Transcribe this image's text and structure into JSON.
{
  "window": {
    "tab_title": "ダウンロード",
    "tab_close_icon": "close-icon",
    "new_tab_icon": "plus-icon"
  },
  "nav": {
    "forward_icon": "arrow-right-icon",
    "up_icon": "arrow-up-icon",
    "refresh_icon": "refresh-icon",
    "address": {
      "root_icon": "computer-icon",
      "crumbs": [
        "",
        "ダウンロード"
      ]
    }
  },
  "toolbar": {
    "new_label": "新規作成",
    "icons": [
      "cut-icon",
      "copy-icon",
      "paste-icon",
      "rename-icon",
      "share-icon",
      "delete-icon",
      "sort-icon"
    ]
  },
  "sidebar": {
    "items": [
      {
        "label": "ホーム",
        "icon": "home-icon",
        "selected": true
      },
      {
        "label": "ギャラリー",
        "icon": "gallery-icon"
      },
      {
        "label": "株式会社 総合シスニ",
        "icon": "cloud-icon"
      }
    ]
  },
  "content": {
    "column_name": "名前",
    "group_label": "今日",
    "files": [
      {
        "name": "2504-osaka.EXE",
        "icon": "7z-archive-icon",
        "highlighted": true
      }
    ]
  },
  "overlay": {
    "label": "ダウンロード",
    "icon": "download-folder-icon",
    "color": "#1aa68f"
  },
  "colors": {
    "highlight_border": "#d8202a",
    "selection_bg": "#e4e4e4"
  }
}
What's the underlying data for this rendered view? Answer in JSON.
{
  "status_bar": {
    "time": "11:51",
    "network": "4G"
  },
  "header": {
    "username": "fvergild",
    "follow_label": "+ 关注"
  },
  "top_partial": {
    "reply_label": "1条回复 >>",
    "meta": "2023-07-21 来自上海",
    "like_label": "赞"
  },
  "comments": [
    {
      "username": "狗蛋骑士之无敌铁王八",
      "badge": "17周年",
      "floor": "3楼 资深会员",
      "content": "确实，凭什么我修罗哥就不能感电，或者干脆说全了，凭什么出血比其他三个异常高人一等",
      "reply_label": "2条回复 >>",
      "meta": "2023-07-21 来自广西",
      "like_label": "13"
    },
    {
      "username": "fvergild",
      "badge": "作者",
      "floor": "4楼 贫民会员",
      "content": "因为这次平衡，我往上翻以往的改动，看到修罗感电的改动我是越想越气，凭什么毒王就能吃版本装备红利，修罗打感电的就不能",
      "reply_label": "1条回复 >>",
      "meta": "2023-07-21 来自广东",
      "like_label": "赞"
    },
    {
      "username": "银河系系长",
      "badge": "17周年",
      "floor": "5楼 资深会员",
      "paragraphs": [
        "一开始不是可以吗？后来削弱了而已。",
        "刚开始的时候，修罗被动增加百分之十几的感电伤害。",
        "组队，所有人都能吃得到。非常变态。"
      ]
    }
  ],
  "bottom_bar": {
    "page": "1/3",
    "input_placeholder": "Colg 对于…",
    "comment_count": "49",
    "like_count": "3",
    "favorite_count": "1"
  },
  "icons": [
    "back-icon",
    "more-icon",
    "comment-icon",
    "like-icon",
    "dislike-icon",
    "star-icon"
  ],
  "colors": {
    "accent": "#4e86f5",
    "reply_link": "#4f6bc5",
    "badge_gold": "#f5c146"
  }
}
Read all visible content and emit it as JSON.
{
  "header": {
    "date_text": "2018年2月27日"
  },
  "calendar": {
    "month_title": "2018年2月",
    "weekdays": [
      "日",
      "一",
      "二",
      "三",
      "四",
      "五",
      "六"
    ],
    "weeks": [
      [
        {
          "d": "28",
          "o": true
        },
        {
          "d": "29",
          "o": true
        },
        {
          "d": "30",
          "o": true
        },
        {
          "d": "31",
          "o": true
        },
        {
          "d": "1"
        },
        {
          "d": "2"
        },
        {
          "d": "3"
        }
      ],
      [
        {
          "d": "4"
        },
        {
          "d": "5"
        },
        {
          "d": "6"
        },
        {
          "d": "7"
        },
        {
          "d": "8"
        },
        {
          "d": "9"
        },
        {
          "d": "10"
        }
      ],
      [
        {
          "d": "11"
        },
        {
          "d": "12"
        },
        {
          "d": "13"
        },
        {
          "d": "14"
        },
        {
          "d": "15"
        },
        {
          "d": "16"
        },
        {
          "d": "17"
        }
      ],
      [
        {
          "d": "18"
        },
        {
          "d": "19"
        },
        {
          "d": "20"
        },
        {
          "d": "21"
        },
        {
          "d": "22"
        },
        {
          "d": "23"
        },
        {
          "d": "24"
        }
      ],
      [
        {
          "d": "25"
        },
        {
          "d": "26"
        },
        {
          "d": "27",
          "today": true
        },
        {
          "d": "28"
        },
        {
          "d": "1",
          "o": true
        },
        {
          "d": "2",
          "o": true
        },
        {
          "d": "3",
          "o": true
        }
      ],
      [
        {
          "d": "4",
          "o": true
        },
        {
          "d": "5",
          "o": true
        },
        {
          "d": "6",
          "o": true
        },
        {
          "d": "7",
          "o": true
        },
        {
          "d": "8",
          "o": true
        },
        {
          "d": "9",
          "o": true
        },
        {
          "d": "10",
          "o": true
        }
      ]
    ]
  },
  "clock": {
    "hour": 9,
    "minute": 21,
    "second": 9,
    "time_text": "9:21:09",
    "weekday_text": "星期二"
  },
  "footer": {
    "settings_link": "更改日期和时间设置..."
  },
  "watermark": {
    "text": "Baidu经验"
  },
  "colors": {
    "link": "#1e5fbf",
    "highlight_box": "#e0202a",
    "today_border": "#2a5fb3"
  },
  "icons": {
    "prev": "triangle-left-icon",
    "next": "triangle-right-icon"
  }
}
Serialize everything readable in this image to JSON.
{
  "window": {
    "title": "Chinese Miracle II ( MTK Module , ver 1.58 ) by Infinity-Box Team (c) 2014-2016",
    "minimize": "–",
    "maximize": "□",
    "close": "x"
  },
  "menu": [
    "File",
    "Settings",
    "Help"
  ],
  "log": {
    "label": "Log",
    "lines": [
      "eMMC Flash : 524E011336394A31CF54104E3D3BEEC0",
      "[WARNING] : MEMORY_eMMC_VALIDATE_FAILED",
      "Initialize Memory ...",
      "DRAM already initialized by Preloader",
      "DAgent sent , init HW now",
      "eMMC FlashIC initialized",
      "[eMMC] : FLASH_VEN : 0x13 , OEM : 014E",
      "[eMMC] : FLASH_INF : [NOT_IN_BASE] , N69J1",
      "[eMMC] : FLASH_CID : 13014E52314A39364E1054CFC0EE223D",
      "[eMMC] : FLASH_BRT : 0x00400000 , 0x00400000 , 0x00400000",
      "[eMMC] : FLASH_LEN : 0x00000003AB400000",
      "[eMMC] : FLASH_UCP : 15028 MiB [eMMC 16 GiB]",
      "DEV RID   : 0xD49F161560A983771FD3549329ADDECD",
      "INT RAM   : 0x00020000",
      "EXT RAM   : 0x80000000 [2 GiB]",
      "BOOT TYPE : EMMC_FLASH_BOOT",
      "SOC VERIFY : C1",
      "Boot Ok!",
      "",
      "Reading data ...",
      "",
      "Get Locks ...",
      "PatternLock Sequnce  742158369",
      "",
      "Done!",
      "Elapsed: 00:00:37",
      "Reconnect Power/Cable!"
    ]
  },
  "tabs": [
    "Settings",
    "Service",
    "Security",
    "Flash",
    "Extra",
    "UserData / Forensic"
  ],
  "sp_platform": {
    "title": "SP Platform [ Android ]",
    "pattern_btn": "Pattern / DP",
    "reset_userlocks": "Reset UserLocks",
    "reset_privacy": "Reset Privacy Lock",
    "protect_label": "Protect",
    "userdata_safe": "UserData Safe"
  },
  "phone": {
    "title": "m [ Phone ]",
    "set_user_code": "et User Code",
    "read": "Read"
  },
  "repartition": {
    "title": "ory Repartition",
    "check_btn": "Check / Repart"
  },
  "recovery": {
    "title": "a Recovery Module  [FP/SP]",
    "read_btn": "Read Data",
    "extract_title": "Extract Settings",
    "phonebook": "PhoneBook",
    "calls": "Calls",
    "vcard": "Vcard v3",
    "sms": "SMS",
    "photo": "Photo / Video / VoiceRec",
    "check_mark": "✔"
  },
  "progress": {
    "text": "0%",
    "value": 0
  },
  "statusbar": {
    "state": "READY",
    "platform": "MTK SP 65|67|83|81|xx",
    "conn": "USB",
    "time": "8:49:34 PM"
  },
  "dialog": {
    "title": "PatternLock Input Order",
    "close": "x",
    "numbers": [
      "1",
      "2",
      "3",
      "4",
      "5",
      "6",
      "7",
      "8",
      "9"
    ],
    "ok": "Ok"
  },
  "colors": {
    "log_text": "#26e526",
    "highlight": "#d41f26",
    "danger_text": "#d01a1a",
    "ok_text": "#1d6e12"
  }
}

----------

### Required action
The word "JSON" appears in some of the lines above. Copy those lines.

### Solution for this exercise
Transcribe this image's text and structure into JSON.
What's the underlying data for this rendered view? Answer in JSON.
Read all visible content and emit it as JSON.
Serialize everything readable in this image to JSON.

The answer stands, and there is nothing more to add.